Joshua Perry, Co-editor-in-chief

Marvin Battle, the director of EHS’s band program for 19 years, has announced that he is taking an administrative position at the high school next year.

“I’ve always been a person who likes challenges and being an Administrator is a huge challenge,” Mr. Battle said. “I’m a person who works hard to make a difference in my student’s lives and I am hoping can take that same passion and help many more students beyond just my band students.”  

According to senior band member Emilio Carrion, many who knew Mr. Battle have been expecting this career shift for a long time.

“It’s always been a rumor that floated around at the beginning of every season…Battle had been getting offers to switch to administration for the past couple of years but kept turning them down,” Carrion said.

Still, Mr. Battle’s exit was a shock to many, according to senior band member Lindsey Lucas.

“The fact that he was leaving was a super tough pill to swallow,” Lucas said. “He is just such a good director and cares so much about the kids in the program.”

Lucas said that Mr. Battle has been an invaluable instructor in the music program at EHS and a huge influence in her own development as a musician.

“He taught me to have confidence in my abilities, whether that be playing an instrument, marching an insane step size, or even taking on a high responsibility role as drum major,” Lucas said.

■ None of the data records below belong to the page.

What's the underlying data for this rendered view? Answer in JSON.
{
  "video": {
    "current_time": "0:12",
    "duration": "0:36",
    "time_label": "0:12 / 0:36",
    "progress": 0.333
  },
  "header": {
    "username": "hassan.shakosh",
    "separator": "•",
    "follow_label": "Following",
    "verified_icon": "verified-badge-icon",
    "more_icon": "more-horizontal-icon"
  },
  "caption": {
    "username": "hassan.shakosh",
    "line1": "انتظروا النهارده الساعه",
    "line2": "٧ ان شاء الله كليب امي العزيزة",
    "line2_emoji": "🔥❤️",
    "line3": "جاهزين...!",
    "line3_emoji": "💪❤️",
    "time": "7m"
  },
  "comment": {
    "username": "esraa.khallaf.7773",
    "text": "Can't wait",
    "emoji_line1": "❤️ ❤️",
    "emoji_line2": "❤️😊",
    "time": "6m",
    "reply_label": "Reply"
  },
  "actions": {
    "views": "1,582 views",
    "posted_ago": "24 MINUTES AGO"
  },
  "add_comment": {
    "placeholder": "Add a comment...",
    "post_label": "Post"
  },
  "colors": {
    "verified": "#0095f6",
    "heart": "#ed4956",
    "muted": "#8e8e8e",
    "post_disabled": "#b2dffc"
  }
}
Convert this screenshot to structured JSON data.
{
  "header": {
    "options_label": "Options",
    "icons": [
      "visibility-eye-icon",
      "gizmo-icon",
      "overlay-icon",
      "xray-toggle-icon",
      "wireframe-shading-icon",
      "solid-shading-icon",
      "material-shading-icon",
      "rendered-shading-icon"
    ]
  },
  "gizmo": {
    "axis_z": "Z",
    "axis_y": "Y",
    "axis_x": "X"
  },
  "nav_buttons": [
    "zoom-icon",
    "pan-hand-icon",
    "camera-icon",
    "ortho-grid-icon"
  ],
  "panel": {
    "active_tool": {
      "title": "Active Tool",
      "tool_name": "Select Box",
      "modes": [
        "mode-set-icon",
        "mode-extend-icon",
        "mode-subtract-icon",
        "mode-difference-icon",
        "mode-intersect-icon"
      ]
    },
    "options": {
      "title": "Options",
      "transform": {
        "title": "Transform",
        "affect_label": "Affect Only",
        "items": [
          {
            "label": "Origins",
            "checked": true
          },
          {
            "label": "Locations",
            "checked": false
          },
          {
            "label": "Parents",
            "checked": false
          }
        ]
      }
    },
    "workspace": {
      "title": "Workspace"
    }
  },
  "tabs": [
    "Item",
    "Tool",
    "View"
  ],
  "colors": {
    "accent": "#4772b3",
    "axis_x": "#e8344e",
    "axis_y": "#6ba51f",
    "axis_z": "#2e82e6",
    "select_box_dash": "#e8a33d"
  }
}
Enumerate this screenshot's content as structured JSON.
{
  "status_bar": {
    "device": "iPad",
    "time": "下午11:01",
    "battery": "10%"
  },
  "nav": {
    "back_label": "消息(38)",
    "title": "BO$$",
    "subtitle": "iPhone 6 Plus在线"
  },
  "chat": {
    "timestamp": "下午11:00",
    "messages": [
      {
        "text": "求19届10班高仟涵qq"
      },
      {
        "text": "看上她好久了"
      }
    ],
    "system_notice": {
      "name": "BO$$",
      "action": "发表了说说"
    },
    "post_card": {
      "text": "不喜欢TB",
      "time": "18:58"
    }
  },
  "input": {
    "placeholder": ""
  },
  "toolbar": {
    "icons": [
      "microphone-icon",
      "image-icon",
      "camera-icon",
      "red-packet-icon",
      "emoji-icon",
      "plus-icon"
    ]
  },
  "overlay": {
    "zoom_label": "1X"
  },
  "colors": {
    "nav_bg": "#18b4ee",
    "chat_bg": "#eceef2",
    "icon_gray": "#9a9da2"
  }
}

Junior band member Colleen McCracken said that his encouragement and charisma have been a constant presence since freshman year.

“It takes a lot of work to learn a piece of music, but watching him dance around when we play it makes it all worth it,” she said.

Mr. Battle still plans on being involved in the band program by helping out with the fall marching show and supporting his son, sophomore Brandon Battle. He said that this is by no means a goodbye.

“When you teach a class where you have an opportunity to have kids for 4 years, you get a chance to know the students on a more personal level,” Mr. Battle said. “You get to know their families and create a bond that is like no other.”

And according to McCracken, that bond is something that endures.

“He taught us the value of music and music education,” McCracken said. “Even if some music is not a career path, our lives are forever impacted by our time in the music program.”